Industry observers estimate that US power utilities will need to invest $1.5 trillion over the next 20 years to meet rising demand for electricity, address environmental concerns and update or replace aging infrastructure.
But investors must ask one basic question when evaluating utility stocks: Can the company earn a fair return on these investments? Regulated utilities that secure rate increases to support these needed capital projects will enjoy solid earnings growth and rising dividends, catalysts that typically send stock prices higher.
A decade ago, US electric utilities faced their toughest trial by fire since the Great Depression, largely because of excessive leverage taken on to support unregulated operations. By the time the sector bottomed in late 2002, more than two-dozen companies had declared bankruptcy or were on the brink of insolvency.
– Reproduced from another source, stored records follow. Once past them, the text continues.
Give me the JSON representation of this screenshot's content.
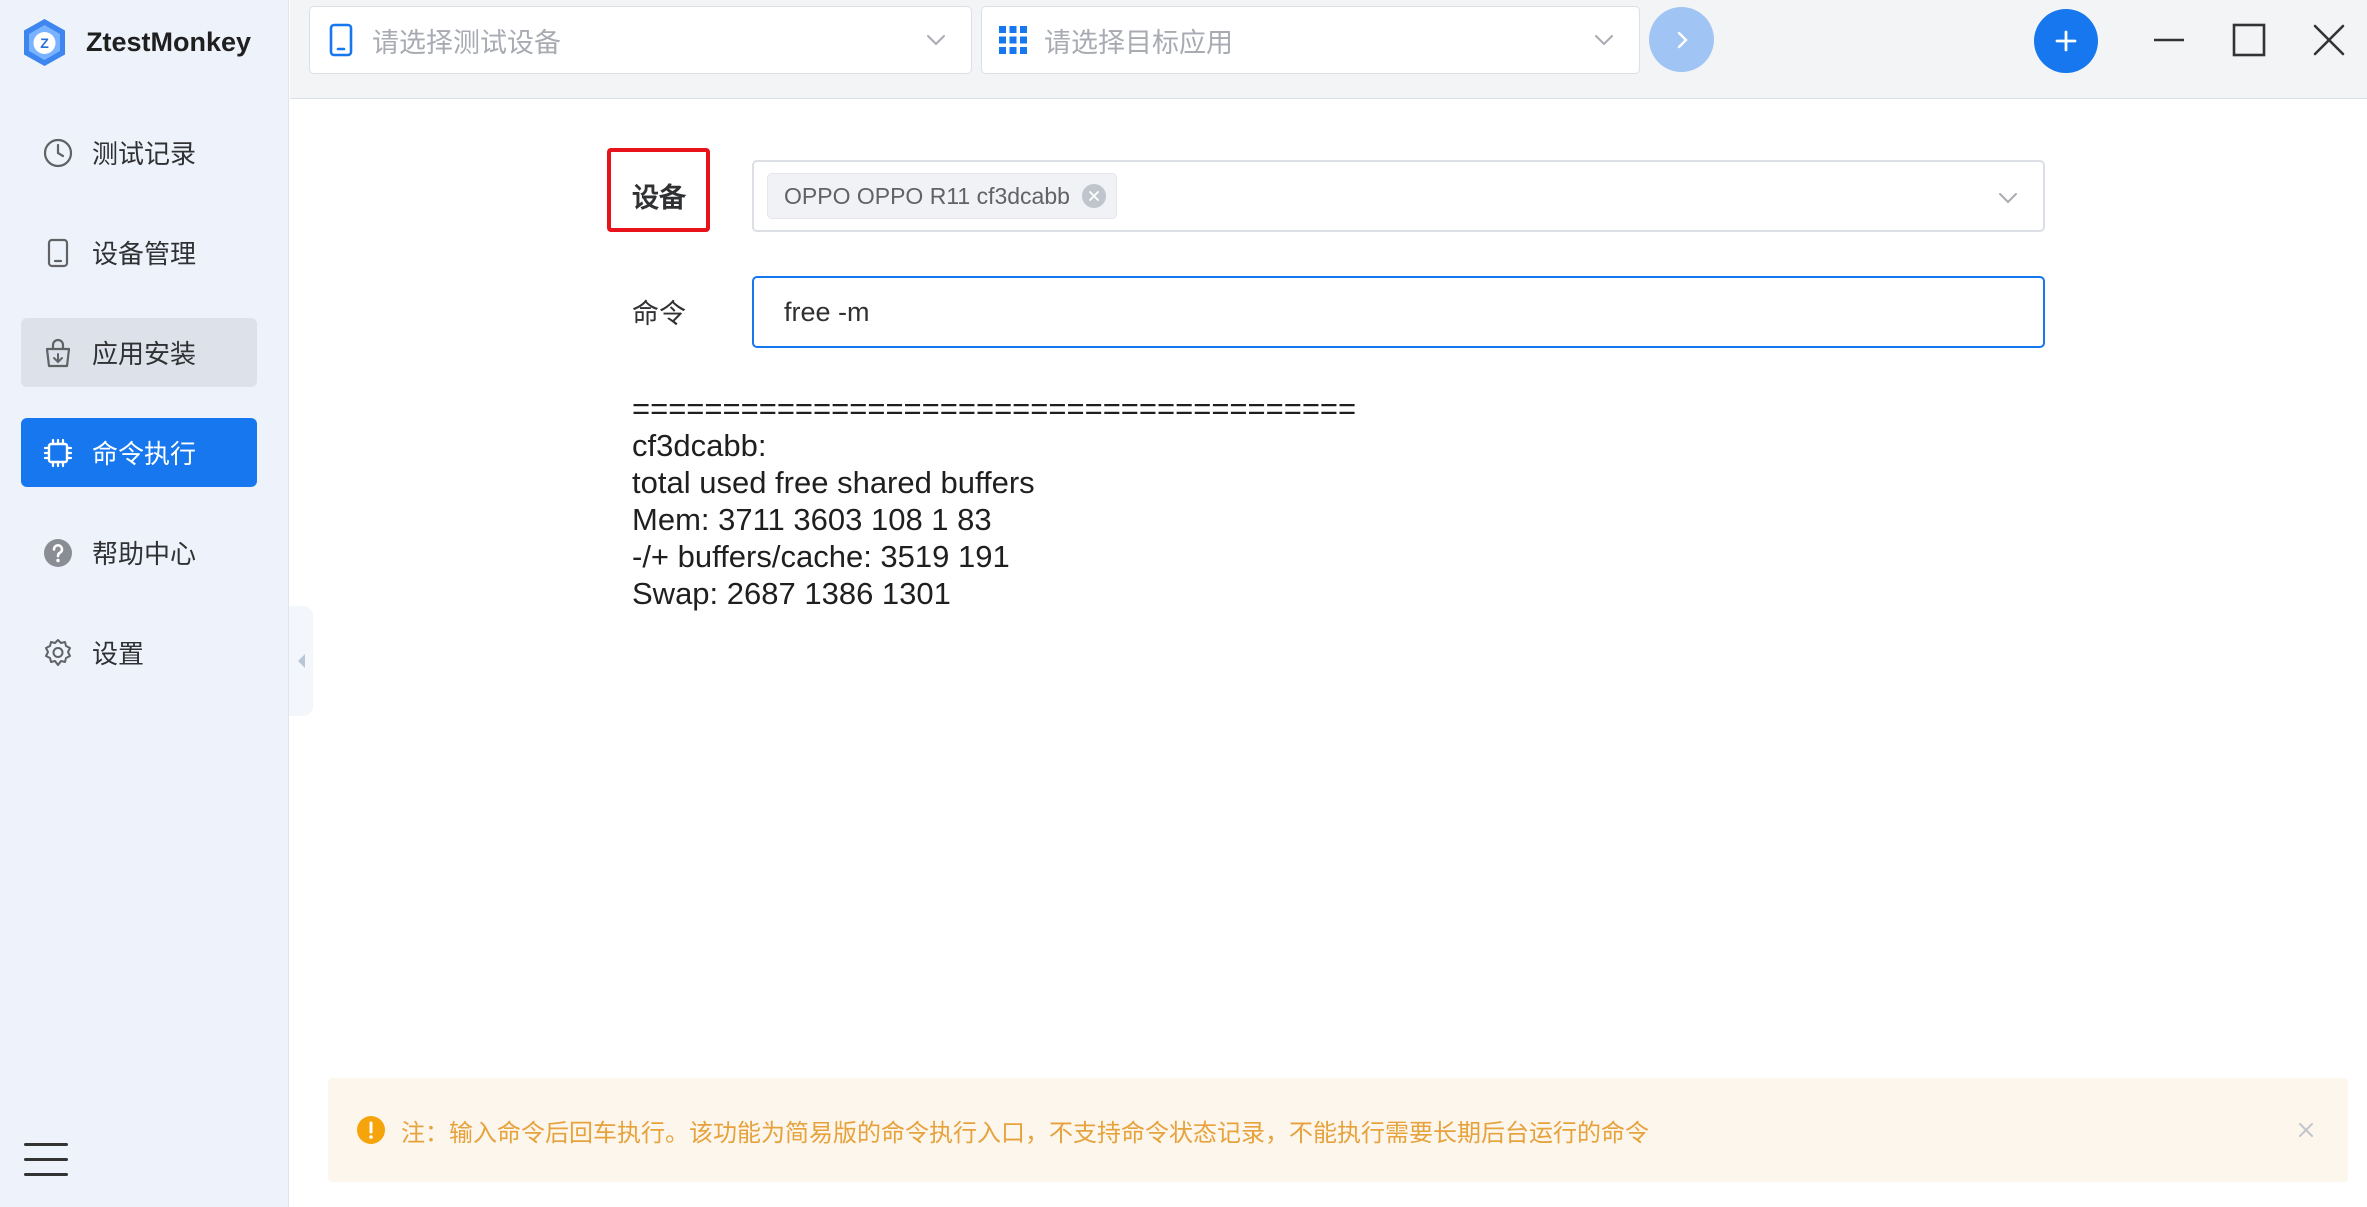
{
  "app": {
    "title": "ZtestMonkey",
    "logo_letter": "Z"
  },
  "sidebar": {
    "items": [
      {
        "label": "测试记录",
        "icon": "clock-icon"
      },
      {
        "label": "设备管理",
        "icon": "tablet-icon"
      },
      {
        "label": "应用安装",
        "icon": "bag-icon"
      },
      {
        "label": "命令执行",
        "icon": "chip-icon"
      },
      {
        "label": "帮助中心",
        "icon": "help-icon"
      },
      {
        "label": "设置",
        "icon": "gear-icon"
      }
    ],
    "active_index": 3
  },
  "topbar": {
    "device_placeholder": "请选择测试设备",
    "app_placeholder": "请选择目标应用"
  },
  "form": {
    "device_label": "设备",
    "device_tag": "OPPO OPPO R11 cf3dcabb",
    "command_label": "命令",
    "command_value": "free -m"
  },
  "output": {
    "lines": [
      "========================================",
      "cf3dcabb:",
      "total used free shared buffers",
      "Mem: 3711 3603 108 1 83",
      "-/+ buffers/cache: 3519 191",
      "Swap: 2687 1386 1301"
    ]
  },
  "notice": {
    "text": "注：输入命令后回车执行。该功能为简易版的命令执行入口，不支持命令状态记录，不能执行需要长期后台运行的命令"
  },
  "colors": {
    "primary": "#1677ee",
    "highlight": "#e8121a",
    "warning": "#e6a23c"
  }
}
But the lessons learned during these dark days made for a bright future. Electric utilities slashed debt and sought to repair frayed relations with regulators.
When the 2007-09 recession and credit crunch hit, utilities were well-positioned to handle the shocks. Of the roughly 60 power providers with regulated operations, more than two-thirds increased their dividends during the crisis.
Nevertheless, investors give power companies little credit for their resilience and relentless dividend hikes over the past two years:
The Philadelphia Stock Exchange Utility Index is still roughly 25 percent off its 2007 high.
In another example, shares of Exelon Corp (NYSE: EXC) trade at less than half their July 2008 high, weighed down by weak spot prices for output from its nuclear reactors. But conservative financial policies cushion the company’s dividend even in the worst-case scenario. Meanwhile, a proposed merger with Constellation Energy (NYSE: CEG) would reduce costs and limit the impact of lower power prices on earnings.
Higher wholesale electricity and natural gas prices would give a big lift to Exelon Corp’s bottom line next year. So would the expected early 2012 close of its merger with Constellation Energy Group and the certain shutdown of a raft of 50-year-old coal plants in the Northeast US.
Four factors have prevented superior performance from showing up in Exelon’s share price to date: overall stock market weakness, the wait until the close of the Constellation deal, a prospective “earnings cliff,” when price hedges expire on power sales starting in 2012, and the cost of potential new Nuclear Regulatory Commission (NRC) rules for nuclear plants, following its post-Fukushima review.
Happily, the only real remaining challenge to the Constellation deal is Maryland regulators’ OK, which now seems a matter of working a mutually acceptable deal on rates. That merger, in turn, will offset the earnings cliff with savings.
Market conditions will weigh heavily in the near term. But solid earnings and the resolution of these issues will ultimately break Exelon shares out of the low 40s range it's held for more than two years.
Why have utility stocks lagged the broader market? Despite the sector’s reputation for defensive growth, the group has rallied when the economic outlook improves and slid when fear of a second recession picks up steam. With valuations still at bargain levels, now is a great time to pick up our favorite utility stocks, and lock in remunerative dividend yields.
Moreover, as I said in my InvestingDaily.com article on dividend investing:
low-debt, low-payout-ratio companies with revenue-secure businesses do weather recessions--and do keep paying and increasing dividends in the bargain. You may see some ups and downs in share prices. But they’re a far better place to sit out a recession than cash, which is a guaranteed loser after inflation and taxes.